ON A STIFLINGLY HOT AFTERNOON in late August, at an abandoned oil field twenty miles south of Houston, more than a dozen people hunted for the bodies of dead women.
“Right here,” shouted Tim Miller, a grim, wiry building contractor who was at the controls of a large backhoe. “Let’s start here.” Nearby were a dozen search dogs, including four trained to detect the scent of decomposing human flesh. A few construction workers, employees of Miller’s, were on hand to help, as were friends and even Miller’s ex-wife.

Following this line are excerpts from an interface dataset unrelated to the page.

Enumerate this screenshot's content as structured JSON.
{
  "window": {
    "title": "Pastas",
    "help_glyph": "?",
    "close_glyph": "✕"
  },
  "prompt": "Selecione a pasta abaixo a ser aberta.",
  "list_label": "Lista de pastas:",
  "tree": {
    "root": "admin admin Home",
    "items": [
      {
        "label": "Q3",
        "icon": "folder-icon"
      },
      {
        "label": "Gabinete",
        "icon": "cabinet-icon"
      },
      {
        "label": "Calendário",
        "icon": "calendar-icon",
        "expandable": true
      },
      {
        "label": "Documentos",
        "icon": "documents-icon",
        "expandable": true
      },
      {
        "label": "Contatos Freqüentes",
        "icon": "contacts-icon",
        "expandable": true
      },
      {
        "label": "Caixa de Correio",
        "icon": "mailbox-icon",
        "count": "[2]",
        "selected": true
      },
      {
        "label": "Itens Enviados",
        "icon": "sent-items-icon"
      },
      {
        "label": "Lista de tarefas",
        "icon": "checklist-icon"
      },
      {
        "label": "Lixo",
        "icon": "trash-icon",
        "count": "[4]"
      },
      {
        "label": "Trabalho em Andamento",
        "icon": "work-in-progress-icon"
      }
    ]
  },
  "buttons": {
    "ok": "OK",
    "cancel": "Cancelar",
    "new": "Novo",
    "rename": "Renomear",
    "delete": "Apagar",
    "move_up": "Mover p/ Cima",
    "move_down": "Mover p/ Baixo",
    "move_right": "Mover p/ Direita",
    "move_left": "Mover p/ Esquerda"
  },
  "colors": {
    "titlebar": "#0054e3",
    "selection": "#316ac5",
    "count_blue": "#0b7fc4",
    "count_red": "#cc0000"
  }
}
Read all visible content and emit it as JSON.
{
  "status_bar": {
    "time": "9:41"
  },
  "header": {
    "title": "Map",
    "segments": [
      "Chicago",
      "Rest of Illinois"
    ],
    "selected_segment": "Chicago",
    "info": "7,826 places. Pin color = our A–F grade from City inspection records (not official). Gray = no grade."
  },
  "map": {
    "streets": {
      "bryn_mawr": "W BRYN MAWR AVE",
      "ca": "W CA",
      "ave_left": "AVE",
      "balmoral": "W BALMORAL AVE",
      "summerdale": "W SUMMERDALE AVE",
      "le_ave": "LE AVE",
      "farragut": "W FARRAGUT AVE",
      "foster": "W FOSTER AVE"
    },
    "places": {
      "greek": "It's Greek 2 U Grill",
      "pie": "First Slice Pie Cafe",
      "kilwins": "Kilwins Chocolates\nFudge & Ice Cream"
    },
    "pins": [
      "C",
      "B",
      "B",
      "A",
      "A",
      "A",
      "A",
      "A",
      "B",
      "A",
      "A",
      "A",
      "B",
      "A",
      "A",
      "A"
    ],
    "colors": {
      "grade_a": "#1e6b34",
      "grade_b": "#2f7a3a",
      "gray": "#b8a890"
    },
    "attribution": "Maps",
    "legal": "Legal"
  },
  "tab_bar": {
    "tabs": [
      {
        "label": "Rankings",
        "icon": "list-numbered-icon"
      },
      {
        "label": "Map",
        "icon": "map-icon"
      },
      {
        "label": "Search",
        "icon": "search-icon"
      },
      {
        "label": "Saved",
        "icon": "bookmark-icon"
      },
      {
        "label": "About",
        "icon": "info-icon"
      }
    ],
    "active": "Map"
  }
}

One man brought his thirteen-year-old son. “You see those high weeds?” Miller said. “That’s where we need to dig.”
It is known as the “killing fields,”